    After completing this engagement, he joined Warner Bros., composing and/or arranging and conducting music exclusively for the studio for nearly forty years. Heindorf, along with Georgie Stoll at MGM, were jazz aficionados well known in the black entertainment community for employing minority musicians in their studio music departments.[2] He undertook the musical direction of Judy Garland's 1954 comeback film A Star is Born and made a cameo appearance as himself in the premiere party sequence where Jack Carson's character congratulates him on a great score. Among Heindorf's other screen credits are 42nd Street, Gold Diggers of 1935, The Great Lie, Knute Rockne All American, Kings Row, Night and Day, Tea for Two, A Streetcar Named Desire, The Jazz Singer, No Time for Sergeants, The Helen Morgan Story, Marjorie Morningstar, Damn Yankees, Auntie Mame, Finian's Rainbow, and his final musical for Jack Warner, 1776.

    Between 1943 and 1969 he was nominated for eighteen Academy Awards, 17 nominations for Best Score and 1 nomination for Best Song. Heindorf won three, in the category of Best Score of a Musical, for Yankee Doodle Dandy, This is the Army, and The Music Man.[3]

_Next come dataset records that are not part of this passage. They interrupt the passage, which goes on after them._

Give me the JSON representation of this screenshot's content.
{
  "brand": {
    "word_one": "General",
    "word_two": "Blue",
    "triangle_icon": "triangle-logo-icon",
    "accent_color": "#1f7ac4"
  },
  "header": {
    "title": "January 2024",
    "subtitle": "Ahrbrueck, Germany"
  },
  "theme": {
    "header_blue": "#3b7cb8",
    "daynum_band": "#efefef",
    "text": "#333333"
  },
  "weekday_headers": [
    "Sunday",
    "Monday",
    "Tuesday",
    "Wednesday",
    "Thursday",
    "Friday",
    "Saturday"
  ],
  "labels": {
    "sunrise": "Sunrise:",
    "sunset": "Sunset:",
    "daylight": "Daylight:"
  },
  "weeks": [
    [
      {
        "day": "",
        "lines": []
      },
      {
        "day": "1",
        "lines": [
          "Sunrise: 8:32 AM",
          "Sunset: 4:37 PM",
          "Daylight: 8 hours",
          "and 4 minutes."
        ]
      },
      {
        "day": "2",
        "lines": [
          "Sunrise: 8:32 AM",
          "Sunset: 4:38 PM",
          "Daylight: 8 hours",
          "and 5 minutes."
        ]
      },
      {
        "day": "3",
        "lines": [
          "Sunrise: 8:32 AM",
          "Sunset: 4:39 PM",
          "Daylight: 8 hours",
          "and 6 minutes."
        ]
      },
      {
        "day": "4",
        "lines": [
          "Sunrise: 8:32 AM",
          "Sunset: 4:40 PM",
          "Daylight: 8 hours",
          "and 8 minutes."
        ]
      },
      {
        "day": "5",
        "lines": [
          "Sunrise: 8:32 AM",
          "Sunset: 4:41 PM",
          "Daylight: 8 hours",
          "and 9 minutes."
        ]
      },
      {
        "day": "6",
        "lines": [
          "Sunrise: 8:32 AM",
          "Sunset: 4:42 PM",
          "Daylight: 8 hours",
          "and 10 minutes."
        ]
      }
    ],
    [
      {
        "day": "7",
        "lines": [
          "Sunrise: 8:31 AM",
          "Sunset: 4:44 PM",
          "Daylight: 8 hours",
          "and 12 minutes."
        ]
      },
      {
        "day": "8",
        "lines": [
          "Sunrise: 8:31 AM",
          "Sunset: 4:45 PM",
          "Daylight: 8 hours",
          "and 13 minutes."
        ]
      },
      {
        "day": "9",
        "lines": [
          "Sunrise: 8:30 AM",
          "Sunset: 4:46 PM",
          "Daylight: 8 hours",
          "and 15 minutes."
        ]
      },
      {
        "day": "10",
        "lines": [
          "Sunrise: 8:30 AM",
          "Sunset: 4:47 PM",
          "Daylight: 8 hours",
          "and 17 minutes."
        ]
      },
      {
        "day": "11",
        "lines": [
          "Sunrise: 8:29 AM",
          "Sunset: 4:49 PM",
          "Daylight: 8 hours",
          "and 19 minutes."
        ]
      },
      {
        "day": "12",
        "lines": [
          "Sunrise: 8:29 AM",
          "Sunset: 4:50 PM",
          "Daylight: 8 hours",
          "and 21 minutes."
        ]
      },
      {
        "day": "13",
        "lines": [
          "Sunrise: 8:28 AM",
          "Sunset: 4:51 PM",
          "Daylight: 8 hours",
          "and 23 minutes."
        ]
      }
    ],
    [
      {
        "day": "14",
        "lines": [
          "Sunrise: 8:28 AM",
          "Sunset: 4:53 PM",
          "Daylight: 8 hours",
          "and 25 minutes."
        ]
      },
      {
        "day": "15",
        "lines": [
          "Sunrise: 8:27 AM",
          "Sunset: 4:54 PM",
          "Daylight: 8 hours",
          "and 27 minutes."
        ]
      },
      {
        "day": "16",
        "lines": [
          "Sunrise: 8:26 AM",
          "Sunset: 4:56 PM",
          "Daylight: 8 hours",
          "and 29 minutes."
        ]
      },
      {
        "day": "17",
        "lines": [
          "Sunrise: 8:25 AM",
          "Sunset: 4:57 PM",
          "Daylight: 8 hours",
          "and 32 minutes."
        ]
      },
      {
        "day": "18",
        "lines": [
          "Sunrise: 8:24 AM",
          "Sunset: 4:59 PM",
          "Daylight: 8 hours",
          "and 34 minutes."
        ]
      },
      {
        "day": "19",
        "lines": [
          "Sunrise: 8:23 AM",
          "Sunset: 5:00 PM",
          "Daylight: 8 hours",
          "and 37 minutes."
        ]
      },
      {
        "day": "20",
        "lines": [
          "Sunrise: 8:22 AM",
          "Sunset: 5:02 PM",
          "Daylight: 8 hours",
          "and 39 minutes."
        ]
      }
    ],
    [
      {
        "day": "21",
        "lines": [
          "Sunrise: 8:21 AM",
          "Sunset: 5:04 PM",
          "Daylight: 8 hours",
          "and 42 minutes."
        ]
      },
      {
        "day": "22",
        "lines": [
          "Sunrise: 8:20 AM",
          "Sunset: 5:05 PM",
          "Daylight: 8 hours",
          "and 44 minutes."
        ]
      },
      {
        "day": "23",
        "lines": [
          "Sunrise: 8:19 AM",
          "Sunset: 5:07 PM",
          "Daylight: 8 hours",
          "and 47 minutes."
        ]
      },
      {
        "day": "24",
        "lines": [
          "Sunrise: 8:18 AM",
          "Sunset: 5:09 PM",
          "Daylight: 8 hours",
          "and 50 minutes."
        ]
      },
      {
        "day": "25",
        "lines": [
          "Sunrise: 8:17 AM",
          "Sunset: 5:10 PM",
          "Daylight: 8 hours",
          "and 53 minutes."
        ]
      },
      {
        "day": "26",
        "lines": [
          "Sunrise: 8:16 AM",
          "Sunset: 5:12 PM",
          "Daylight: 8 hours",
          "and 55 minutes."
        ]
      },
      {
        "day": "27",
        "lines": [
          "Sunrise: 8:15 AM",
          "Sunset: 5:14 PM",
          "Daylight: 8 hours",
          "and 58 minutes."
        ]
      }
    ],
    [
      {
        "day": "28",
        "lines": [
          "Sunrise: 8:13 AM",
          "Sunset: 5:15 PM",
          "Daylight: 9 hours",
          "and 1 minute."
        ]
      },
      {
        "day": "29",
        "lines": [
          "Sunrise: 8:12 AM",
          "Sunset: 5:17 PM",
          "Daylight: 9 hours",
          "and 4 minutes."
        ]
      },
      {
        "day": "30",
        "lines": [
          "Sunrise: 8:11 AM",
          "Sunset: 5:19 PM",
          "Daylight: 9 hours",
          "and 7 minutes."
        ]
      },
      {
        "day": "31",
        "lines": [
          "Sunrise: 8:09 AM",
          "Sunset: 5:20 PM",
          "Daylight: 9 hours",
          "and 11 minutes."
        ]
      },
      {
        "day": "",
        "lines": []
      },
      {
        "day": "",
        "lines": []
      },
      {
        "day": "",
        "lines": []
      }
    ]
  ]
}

    Heindorf was a friend and admirer of jazz pianist Art Tatum. He hosted two Tatum piano performances at his Hollywood home in 1950 and 1955 for their mutual friends. Heindorf taped the private concerts, complete with background conversations of Tatum and the group, with some of the pianist's very best playing. These performances are now available on the Vervelabel.

    Census records from 1930 show that Heindorf lived with bandleader and composer Arthur Lange, who was nearly 20 years his senior, in the Hollywood Hills. Heindorf died in Tarzana, California, aged 71, and reputedly was buried with his favorite conducting baton. Heindorf's son, Michael, was also a film composer. Heindorf was survived by three children and four grandchildren.[4] His widow, Lorraine, died 2009.[5]

    Ray Heindorf at the Internet Movie Database
    Ray Heindorf at Find a Grave
  10. Ray Heindorf | Discography | Discogs

    www.discogs.com › artist › 436925-Ray-Heindorf

    6 versions. CL 690. Ray Heindorf Directing The Warner Bros. Orchestra*, Matty Matlock And His Jazz Band. Ray Heindorf Directing The Warner Bros. Orchestra*, Matty Matlock And His Jazz Band - Music From Jack Webb's Mark VII Ltd. Production Pete Kelly's Blues. (Album)

  11. People also search for